---------- Given entries
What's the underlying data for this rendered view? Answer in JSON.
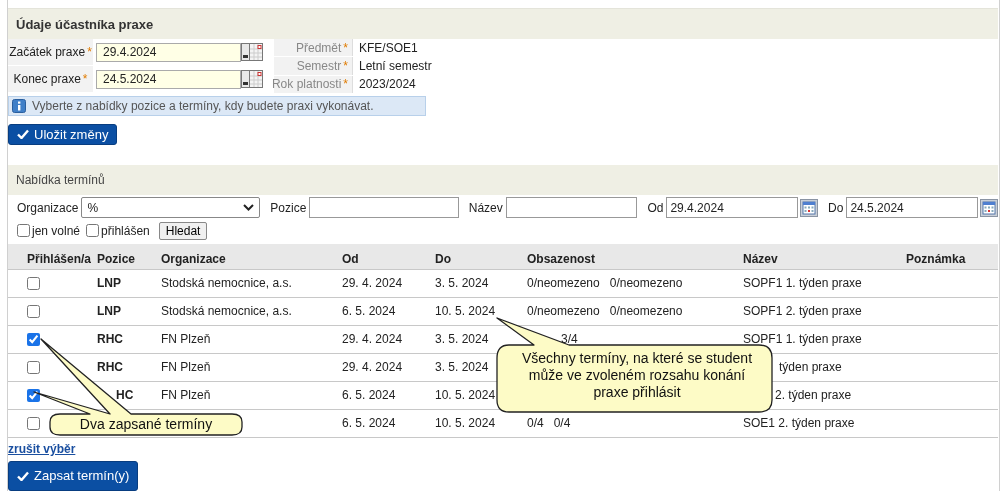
{
  "participant": {
    "title": "Údaje účastníka praxe",
    "dates": [
      {
        "label": "Začátek praxe",
        "required_mark": "*",
        "value": "29.4.2024"
      },
      {
        "label": "Konec praxe",
        "required_mark": "*",
        "value": "24.5.2024"
      }
    ],
    "details": [
      {
        "label": "Předmět",
        "required_mark": "*",
        "value": "KFE/SOE1"
      },
      {
        "label": "Semestr",
        "required_mark": "*",
        "value": "Letní semestr"
      },
      {
        "label": "Rok platnosti",
        "required_mark": "*",
        "value": "2023/2024"
      }
    ],
    "info": "Vyberte z nabídky pozice a termíny, kdy budete praxi vykonávat.",
    "save_button": "Uložit změny"
  },
  "offers": {
    "title": "Nabídka termínů",
    "filters": {
      "organization": {
        "label": "Organizace",
        "value": "%"
      },
      "position": {
        "label": "Pozice"
      },
      "name": {
        "label": "Název"
      },
      "from": {
        "label": "Od",
        "value": "29.4.2024"
      },
      "to": {
        "label": "Do",
        "value": "24.5.2024"
      },
      "options": [
        {
          "label": "jen volné",
          "checked": false
        },
        {
          "label": "přihlášen",
          "checked": false
        }
      ],
      "search_button": "Hledat"
    },
    "table": {
      "columns": [
        "Přihlášen/a",
        "Pozice",
        "Organizace",
        "Od",
        "Do",
        "Obsazenost",
        "Název",
        "Poznámka"
      ],
      "rows": [
        {
          "checked": false,
          "position": "LNP",
          "organization": "Stodská nemocnice, a.s.",
          "from": "29. 4. 2024",
          "to": "3. 5. 2024",
          "occupancy": "0/neomezeno   0/neomezeno",
          "name": "SOPF1 1. týden praxe"
        },
        {
          "checked": false,
          "position": "LNP",
          "organization": "Stodská nemocnice, a.s.",
          "from": "6. 5. 2024",
          "to": "10. 5. 2024",
          "occupancy": "0/neomezeno   0/neomezeno",
          "name": "SOPF1 2. týden praxe"
        },
        {
          "checked": true,
          "position": "RHC",
          "organization": "FN Plzeň",
          "from": "29. 4. 2024",
          "to": "3. 5. 2024",
          "occupancy": "3/4",
          "name": "SOPF1 1. týden praxe"
        },
        {
          "checked": false,
          "position": "RHC",
          "organization": "FN Plzeň",
          "from": "29. 4. 2024",
          "to": "3. 5. 2024",
          "name": "týden praxe"
        },
        {
          "checked": true,
          "position": "HC",
          "organization": "FN Plzeň",
          "from": "6. 5. 2024",
          "to": "10. 5. 2024",
          "name": "2. týden praxe"
        },
        {
          "checked": false,
          "from": "6. 5. 2024",
          "to": "10. 5. 2024",
          "occupancy": "0/4   0/4",
          "name": "SOE1 2. týden praxe"
        }
      ]
    },
    "clear_link": "zrušit výběr",
    "submit_button": "Zapsat termín(y)"
  },
  "callouts": [
    {
      "text": "Všechny termíny, na které se student může ve zvoleném rozsahu konání praxe přihlásit"
    },
    {
      "text": "Dva zapsané termíny"
    }
  ]
}
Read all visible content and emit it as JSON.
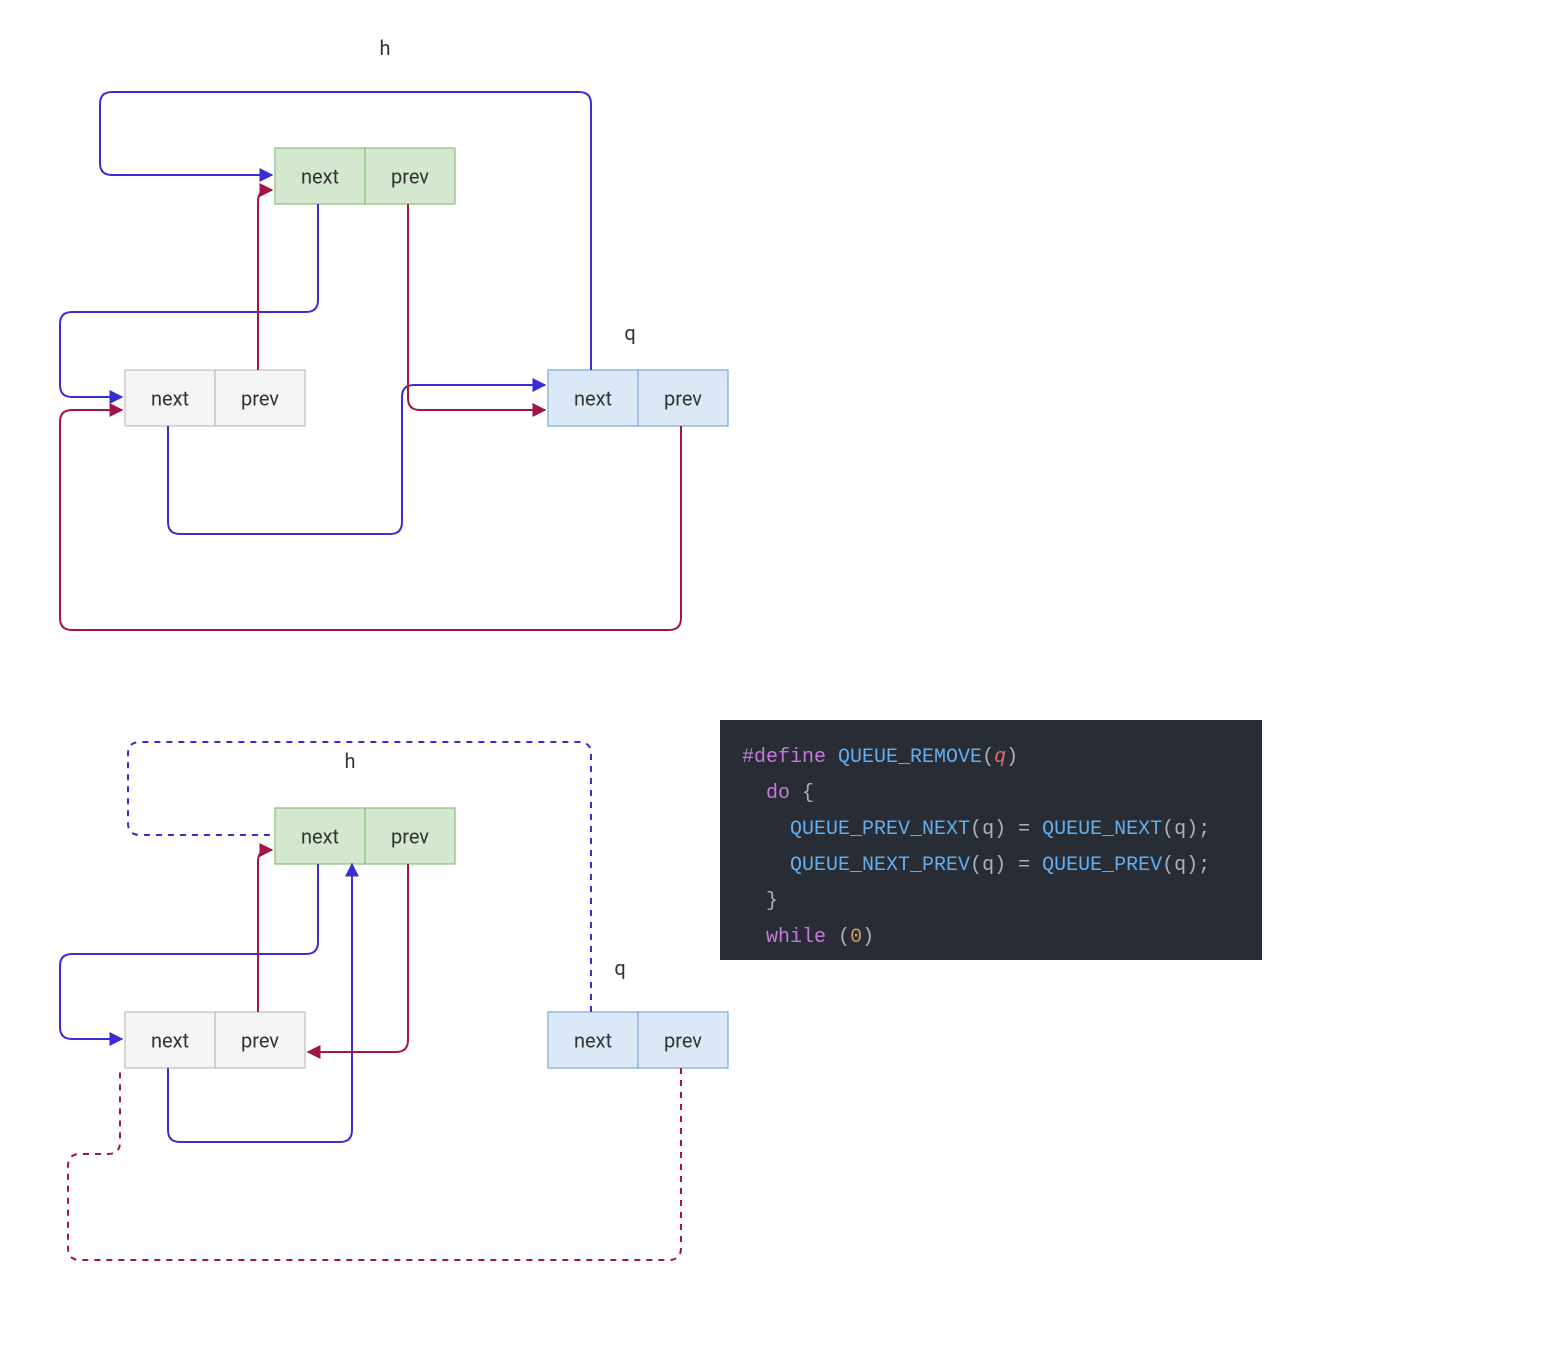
{
  "labels": {
    "next": "next",
    "prev": "prev",
    "h": "h",
    "q": "q"
  },
  "colors": {
    "edge_next": "#3b2ed0",
    "edge_prev": "#a31545",
    "node_h_fill": "#d4e8cf",
    "node_h_stroke": "#8abf78",
    "node_mid_fill": "#f5f5f5",
    "node_mid_stroke": "#bdbdbd",
    "node_q_fill": "#dbe9f7",
    "node_q_stroke": "#7fa8d6",
    "code_bg": "#282c34"
  },
  "code": {
    "define": "#define",
    "macro": "QUEUE_REMOVE",
    "param": "q",
    "do": "do",
    "brace_open": "{",
    "line1_lhs": "QUEUE_PREV_NEXT",
    "line1_rhs": "QUEUE_NEXT",
    "line2_lhs": "QUEUE_NEXT_PREV",
    "line2_rhs": "QUEUE_PREV",
    "arg": "q",
    "eq": " = ",
    "semi": ";",
    "brace_close": "}",
    "while": "while",
    "zero": "0"
  },
  "diagrams": {
    "before": {
      "title_h": "h",
      "title_q": "q",
      "nodes": {
        "h": {
          "style": "green",
          "fields": [
            "next",
            "prev"
          ]
        },
        "mid": {
          "style": "grey",
          "fields": [
            "next",
            "prev"
          ]
        },
        "q": {
          "style": "blue",
          "fields": [
            "next",
            "prev"
          ]
        }
      },
      "edges": [
        {
          "kind": "next",
          "from": "h.next",
          "to": "mid",
          "dashed": false
        },
        {
          "kind": "next",
          "from": "mid.next",
          "to": "q",
          "dashed": false
        },
        {
          "kind": "next",
          "from": "q.next",
          "to": "h",
          "dashed": false
        },
        {
          "kind": "prev",
          "from": "h.prev",
          "to": "q",
          "dashed": false
        },
        {
          "kind": "prev",
          "from": "mid.prev",
          "to": "h",
          "dashed": false
        },
        {
          "kind": "prev",
          "from": "q.prev",
          "to": "mid",
          "dashed": false
        }
      ]
    },
    "after": {
      "title_h": "h",
      "title_q": "q",
      "nodes": {
        "h": {
          "style": "green",
          "fields": [
            "next",
            "prev"
          ]
        },
        "mid": {
          "style": "grey",
          "fields": [
            "next",
            "prev"
          ]
        },
        "q": {
          "style": "blue",
          "fields": [
            "next",
            "prev"
          ]
        }
      },
      "edges": [
        {
          "kind": "next",
          "from": "h.next",
          "to": "mid",
          "dashed": false
        },
        {
          "kind": "next",
          "from": "mid.next",
          "to": "h",
          "dashed": false
        },
        {
          "kind": "next",
          "from": "q.next",
          "to": "h",
          "dashed": true
        },
        {
          "kind": "prev",
          "from": "h.prev",
          "to": "mid",
          "dashed": false
        },
        {
          "kind": "prev",
          "from": "mid.prev",
          "to": "h",
          "dashed": false
        },
        {
          "kind": "prev",
          "from": "q.prev",
          "to": "mid",
          "dashed": true
        }
      ]
    }
  }
}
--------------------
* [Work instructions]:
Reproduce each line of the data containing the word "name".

* [Your solution]:
      "name": {
          "name": "SOPF1 1. týden praxe"
          "name": "SOPF1 2. týden praxe"
          "name": "SOPF1 1. týden praxe"
          "name": "týden praxe"
          "name": "2. týden praxe"
          "name": "SOE1 2. týden praxe"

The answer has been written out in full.